The 1960 team contained some legends of Soviet football. Lev Yashin was arguably one of the greatest goalkeepers of all time while Igor Netto, the skipper, to many commentators, represented “the heart and soul of Russian football”. Mikheil Meskhi, who played for Dinamo Tbilisi, was nicknamed “the Georgian Garrincha” and Valentin Ivanov of Torpedo was one of the greatest goalscorers in the Soviet game.
After the game in Paris, Real Madrid’s president, Santiago Bernabeau, who had been watching the final, brandished his cheque book and offered to sign half the USSR team for the undisputed leaders in European club football. But there was no way that any of the newly-crowned international champions were going anywhere – the KGB were always in close attendance.
Many people felt the Soviet Union could have done better on the world stage. Technically, they had some extremely gifted players and their teams were always well-drilled. But there was also a theory that the over-emphasis on the Olympic games hampered genuine progress on the football field. Furthermore, the fact that the football season in the USSR, mostly for climatic reasons, was out of sync with the rest of Europe, was also seen as a disadvantage.

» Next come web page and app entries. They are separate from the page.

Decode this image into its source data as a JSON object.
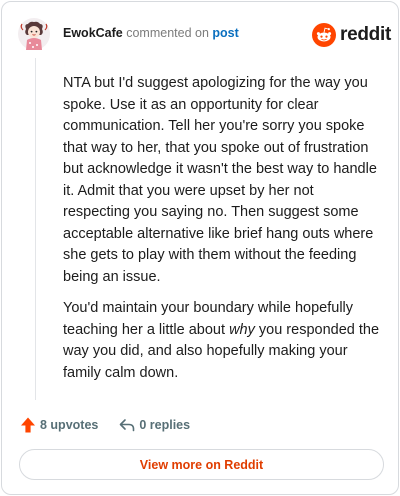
{
  "header": {
    "username": "EwokCafe",
    "action_text": "commented on",
    "link_text": "post",
    "brand_name": "reddit"
  },
  "comment": {
    "paragraph_1": "NTA but I'd suggest apologizing for the way you spoke. Use it as an opportunity for clear communication. Tell her you're sorry you spoke that way to her, that you spoke out of frustration but acknowledge it wasn't the best way to handle it. Admit that you were upset by her not respecting you saying no. Then suggest some acceptable alternative like brief hang outs where she gets to play with them without the feeding being an issue.",
    "paragraph_2_before": "You'd maintain your boundary while hopefully teaching her a little about ",
    "paragraph_2_emphasis": "why",
    "paragraph_2_after": " you responded the way you did, and also hopefully making your family calm down."
  },
  "actions": {
    "upvotes_label": "8 upvotes",
    "replies_label": "0 replies"
  },
  "footer": {
    "view_more_label": "View more on Reddit"
  },
  "icons": {
    "upvote": "arrow-up-icon",
    "reply": "reply-arrow-icon",
    "brand": "reddit-snoo-icon"
  },
  "colors": {
    "brand_orange": "#ff4500",
    "link_blue": "#0a6fbf",
    "upvote_orange": "#ff4500",
    "view_more_text": "#e03d00",
    "meta_gray": "#576f76"
  }
}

That didn’t stop them being crowned the first European champions in 1960. The European Championship was underway!